A man we'll call, John Doe, was driving away from school at about 3:00 p.m. when he experienced a sudden and unexpected diabetic blackout. In a state of near-unconsciousness his brain was barely functioning. He lost control of his vehicle and collided head-on with another car.
When the police arrived, they tried talking with the teacher. He wasn’t making sense. They ignored the obvious fact that John had just been in an accident. And they failed to call for an ambulance. Instead, they tried to order John out of his vehicle.
When John didn’t respond coherently, the officers dragged him out of the car. One officer opened the car door. The other officer punched John in the mouth, then grabbed him by the arm and pulled his weakened body from the driver’s side. John’s body flopped on the ground.
He was stunned, dazed, and now being pushed head-first into the pavement. Adrenalin coursed through John’s body, triggering a fight or flight reaction. Terrified and confused, he tried to push the officers off of him. In his diabetic state, he had no idea what was going on. He kept thinking someone was trying to kill him and he was going to die.
More officers joined in. And at the request of the police, so too did a few citizens. They twisted his legs, punched his genitals, hit him, painted his face with mace, and eventually sent him to the hospital bloodied and bruised.
During his attack on John, one officer found a diabetic testing kit in John’s back pocket. Still, he kept up his efforts to dominate John with force. The test kit was never recovered from the scene, and it was never logged in as evidence. The officer got rid of it.
And for his attempts to get the police off of him, John was prosecuted for resisting arrest. He was jailed for a brief time. He was put on T.V. in an orange prison jumpsuit, made to wear handcuffs and leg chains in court. He was beaten and humiliated – all because of a diabetic blackout.
The DiCello Law Firm represented teacher John Doe. And after a lengthy court battle, he won. Then, on John’s behalf, The DiCello Law Firm brought a Civil Rights lawsuit against the officers who bloodied and bruised him.
John’s lawsuit settled for over one hundred thousand dollars, justice finally achieved.
The DiCello Law Firm believes that when diabetics are subjected to excessive force by the police, justice absolutely demands that the injured person and their family be compensated. The money that can be won in these cases by The DiCello Law Firm gives the victims of excessive force cases the ability pay for necessary medical care, lost time at work, and some justice for being humiliated and degraded by excessive force.

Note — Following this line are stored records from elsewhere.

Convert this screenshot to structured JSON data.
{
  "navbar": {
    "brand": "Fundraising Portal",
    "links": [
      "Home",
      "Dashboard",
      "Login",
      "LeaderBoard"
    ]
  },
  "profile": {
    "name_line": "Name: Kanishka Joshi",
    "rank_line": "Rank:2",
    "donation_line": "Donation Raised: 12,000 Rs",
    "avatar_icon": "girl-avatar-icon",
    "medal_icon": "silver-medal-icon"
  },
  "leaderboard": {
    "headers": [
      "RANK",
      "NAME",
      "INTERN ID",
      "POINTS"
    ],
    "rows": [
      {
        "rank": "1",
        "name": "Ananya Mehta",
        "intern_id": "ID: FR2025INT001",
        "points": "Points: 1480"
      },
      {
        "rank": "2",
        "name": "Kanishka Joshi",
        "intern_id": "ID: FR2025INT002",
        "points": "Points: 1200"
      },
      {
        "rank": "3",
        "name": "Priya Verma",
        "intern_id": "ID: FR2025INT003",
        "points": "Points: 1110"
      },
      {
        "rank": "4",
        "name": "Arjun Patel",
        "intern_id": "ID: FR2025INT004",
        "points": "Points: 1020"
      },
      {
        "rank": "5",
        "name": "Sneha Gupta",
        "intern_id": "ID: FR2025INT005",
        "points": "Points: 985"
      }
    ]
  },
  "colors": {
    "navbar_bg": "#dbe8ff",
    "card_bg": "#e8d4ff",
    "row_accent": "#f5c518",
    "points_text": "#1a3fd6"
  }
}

Act now. If you or someone you care about has been the victim of a police officer attack or other form of excessive force, contact The DiCello Law Firm. Someone will get back to you and give you the help and advice you or your family member or friend deserve.